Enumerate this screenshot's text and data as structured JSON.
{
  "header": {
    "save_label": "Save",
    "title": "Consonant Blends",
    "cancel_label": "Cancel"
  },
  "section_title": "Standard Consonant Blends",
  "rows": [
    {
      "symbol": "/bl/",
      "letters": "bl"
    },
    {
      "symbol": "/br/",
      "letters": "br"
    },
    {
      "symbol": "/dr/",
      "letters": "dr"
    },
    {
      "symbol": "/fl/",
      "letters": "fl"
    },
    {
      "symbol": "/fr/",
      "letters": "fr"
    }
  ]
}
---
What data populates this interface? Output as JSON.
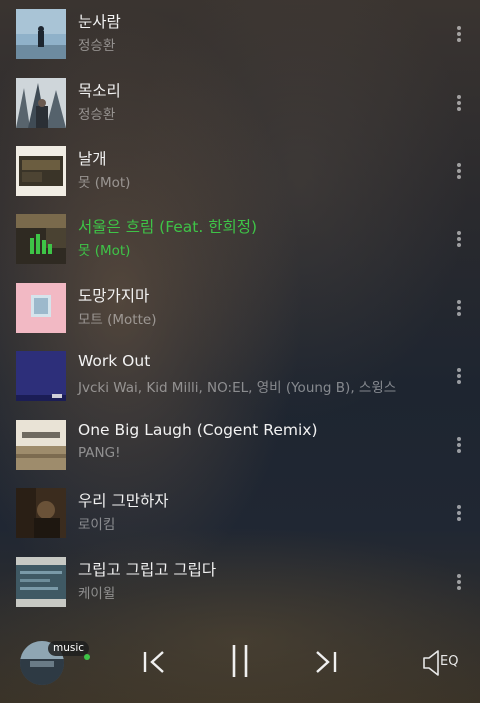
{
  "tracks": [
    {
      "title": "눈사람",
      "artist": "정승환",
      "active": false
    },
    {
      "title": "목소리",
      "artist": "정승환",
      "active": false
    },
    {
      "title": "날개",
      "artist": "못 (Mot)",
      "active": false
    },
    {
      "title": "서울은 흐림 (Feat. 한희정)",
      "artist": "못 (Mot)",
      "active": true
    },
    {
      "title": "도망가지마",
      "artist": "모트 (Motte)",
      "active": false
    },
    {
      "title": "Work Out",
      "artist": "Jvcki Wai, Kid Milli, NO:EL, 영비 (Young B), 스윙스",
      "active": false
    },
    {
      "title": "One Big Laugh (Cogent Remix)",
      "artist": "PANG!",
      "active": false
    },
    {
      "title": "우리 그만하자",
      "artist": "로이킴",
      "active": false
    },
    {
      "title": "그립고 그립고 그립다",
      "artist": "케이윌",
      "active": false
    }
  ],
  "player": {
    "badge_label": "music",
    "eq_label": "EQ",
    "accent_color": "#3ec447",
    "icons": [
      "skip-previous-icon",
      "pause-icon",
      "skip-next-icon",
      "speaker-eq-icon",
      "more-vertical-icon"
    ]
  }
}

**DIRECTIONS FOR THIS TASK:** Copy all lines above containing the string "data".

**EXERCISE SOLUTION:**
Enumerate this screenshot's text and data as structured JSON.
What data populates this interface? Output as JSON.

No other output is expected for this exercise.